Status: Critically Endangered. Extremely high levels of poaching and hunting have dwindled the population. By 2046, experts believe the Western Gorilla population will be reduced by more than 80 percent. There are two different main gorilla species with their own sub-species. One of the subspecies of Western Gorillas is the Cross River Gorilla — both are labeled as critically endangered. 

5. Sumatran Orangutan

Photo: YouTube

 Status: Critically endangered. The population of Sumatran Orangutans have declined more than 80 percent in the last 75 years. 

6. Chimpanzees

Photo: andyworks, iStock

Status: Endangered. Chimpanzees are human’s closest cousins, sharing 98% of our genes. Unfortunately, they have already gone extinct in four countries and are facing population drops everywhere they inhabit. 

7. Black Spider Monkey

Photo: webguzs, iStock

Status: Vulnerable. Also known as the red-faced spider monkey, severe deforestation and hunting has challenged the species’ survival. 

It’s not just small animals. Massive warrior animals are on the list as well…

8. Sumatran Elephant 

Photo: Lethekings, iStock

Status: Critically endangered. Just in the past 25 years, the Sumatran Elephant has lost 70% of its habit. As of 2011, the Sumatran Elephant has an estimated population of less than 2000. 

8. Polar Bear 

Photo: YouTube

 Staus: Vulnerable. Climate change, loss of habitat and oil development have contributed to their decline. Some experts estimate that polar bears will be extinct within 100 years. 

10. Black Rhino

Photo: YouTube

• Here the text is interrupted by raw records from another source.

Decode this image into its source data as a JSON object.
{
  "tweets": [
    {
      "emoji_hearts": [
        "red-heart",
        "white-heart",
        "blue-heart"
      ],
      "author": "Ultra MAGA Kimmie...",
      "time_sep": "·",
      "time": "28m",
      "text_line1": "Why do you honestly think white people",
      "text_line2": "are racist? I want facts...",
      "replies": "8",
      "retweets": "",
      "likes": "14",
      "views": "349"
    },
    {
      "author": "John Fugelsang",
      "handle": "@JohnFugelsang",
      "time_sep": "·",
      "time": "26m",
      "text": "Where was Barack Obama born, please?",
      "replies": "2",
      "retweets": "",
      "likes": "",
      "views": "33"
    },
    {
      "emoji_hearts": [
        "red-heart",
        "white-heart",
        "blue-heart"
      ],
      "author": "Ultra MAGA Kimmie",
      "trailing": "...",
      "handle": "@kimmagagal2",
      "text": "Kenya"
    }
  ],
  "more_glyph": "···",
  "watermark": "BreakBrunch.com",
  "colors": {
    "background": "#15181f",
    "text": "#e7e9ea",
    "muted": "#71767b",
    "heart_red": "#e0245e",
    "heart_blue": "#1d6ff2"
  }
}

Status: Critically endangered. Rhinos are one of the oldest groups of mammals, virtually living fossils. Unfortunately, there are only about 4,848 left on Earth. Three of the subspecies of Black Rhinos are now extinct. 

There are lots of underwater creatures on the verge of extinction as well…

11. Vaquita

Photo: YouTube

Status: Critically endangered. As of 2018, about 10 of the species are thought to exist, making it one of the rarest marine mammals in the world today. 

12. Yangtze Finless Porpoise 

Photo: YouTube

Status: Critically endangered. With a population estimated to be 1,000 to 1,8000, the Yangtze Finless Porpoise is the last species of dolphin in Asia’s Yangtze River. 

13. Bluefin Tuna 

Photo: whitepointer, iStock

Status: Endangered. This may surprise people for being on a list of animals that will go extinct because it’s found on so many restaurant menus. But that’s the exact reason why: This species suffers from illegal fishing — they are a delicacy for sushi and sashimi.